TALLAHASSEE, Fla. — Florida Gov. Ron DeSantis signed a bill that creates a police force dedicated to pursuing voter fraud and other election crimes, but that's not all it does.
The bill signed on Monday also eliminates ranked-choice voting for all elections in Florida.
Senate Bill 524 specifically said it was "prohibiting the use of ranked-choice voting to determine election or nomination to elective office; voiding existing or future local ordinances authorizing the use of ranked choice voting."
This means cities or counties can't pass their own laws on ranked-choice voting.
In a ranked-choice voting system, voters rank candidates by preference on their ballots rather than selecting just one.
The candidate with the majority of first-choice votes wins outright.
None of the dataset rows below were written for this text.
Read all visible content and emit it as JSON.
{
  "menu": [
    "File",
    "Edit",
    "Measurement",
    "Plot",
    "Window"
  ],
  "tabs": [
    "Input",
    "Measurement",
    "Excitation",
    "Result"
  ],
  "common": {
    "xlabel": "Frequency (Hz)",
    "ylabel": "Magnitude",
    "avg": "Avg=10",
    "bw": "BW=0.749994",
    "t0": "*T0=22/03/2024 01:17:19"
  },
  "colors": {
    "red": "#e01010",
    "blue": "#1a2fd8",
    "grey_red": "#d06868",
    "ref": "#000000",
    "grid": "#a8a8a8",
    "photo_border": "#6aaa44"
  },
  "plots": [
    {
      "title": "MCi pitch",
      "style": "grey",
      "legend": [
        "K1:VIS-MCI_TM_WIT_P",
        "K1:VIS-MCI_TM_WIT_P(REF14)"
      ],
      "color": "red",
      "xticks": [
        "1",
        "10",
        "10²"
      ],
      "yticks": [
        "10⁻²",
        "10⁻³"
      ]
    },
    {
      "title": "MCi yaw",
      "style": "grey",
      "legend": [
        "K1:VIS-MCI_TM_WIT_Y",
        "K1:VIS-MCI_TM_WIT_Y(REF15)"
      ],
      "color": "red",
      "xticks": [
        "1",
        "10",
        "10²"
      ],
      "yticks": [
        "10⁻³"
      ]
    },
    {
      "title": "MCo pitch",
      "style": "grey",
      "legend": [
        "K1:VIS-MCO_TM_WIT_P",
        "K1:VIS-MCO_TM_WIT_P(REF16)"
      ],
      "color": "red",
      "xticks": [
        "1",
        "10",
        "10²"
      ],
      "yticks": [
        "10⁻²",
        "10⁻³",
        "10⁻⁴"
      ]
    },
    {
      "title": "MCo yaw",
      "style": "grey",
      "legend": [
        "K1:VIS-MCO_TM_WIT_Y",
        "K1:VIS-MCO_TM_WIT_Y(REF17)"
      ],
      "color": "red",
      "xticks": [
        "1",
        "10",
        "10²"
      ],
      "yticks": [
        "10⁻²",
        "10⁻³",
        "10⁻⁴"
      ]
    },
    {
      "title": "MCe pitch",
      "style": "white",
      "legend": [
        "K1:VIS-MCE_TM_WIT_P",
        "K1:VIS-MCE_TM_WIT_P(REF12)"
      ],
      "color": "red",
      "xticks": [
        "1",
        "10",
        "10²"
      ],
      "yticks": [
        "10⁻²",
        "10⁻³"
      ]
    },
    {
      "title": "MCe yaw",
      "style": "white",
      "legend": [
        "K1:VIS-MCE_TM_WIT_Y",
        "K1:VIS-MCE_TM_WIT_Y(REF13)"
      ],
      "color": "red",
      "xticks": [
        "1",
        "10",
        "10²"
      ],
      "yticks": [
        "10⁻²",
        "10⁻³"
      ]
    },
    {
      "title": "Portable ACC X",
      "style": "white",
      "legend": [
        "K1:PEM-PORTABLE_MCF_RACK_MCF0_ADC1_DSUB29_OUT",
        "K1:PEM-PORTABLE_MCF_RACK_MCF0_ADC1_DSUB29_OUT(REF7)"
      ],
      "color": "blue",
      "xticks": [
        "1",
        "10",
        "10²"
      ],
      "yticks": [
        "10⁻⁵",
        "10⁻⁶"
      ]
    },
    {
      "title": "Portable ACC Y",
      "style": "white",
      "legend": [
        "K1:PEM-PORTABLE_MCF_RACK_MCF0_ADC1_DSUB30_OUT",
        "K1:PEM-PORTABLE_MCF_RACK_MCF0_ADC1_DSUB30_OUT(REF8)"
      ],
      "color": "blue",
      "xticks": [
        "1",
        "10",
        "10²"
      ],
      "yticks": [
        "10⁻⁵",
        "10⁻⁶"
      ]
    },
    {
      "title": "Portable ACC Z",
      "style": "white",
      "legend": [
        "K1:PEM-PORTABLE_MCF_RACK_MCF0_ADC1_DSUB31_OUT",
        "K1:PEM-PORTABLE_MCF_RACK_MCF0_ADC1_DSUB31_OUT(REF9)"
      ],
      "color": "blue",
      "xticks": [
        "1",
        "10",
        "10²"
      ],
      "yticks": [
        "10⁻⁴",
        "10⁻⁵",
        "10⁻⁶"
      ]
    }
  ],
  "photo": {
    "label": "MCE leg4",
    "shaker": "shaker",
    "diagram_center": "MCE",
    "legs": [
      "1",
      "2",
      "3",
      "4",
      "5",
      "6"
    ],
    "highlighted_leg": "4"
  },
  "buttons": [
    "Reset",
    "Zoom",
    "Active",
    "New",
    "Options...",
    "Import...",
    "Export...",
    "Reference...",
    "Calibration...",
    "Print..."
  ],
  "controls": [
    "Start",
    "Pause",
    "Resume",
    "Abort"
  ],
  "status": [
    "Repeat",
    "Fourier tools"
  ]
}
However, if no candidate gets a majority of first-choice votes, an “instant runoff” takes place. That means that the candidate who finished last is eliminated, and that candidate’s voters ballots are redistributed to their second-choice pick. This process continues until there is a clear majority winner or candidate won with more than half of the vote.
Proponents of the measure say it's a way to escape the two-party system and eliminate the need for runoff elections.
The battle for ranked-choice voting has been in Florida for over a decade. In 2007, Sarasota voted to use it in future municipal elections, but the state never certified the necessary software so it couldn't be used.
In 2021, the Clearwater City Council made plans for a ballot proposition that would allow the city to switch to ranked-choice elections, but the new law will make that decision moot.
More than 50 cities nationwide have switched to ranked-choice voting, including San Francisco, Oakland and New York. In addition, Maine and Alaska use it for statewide elections.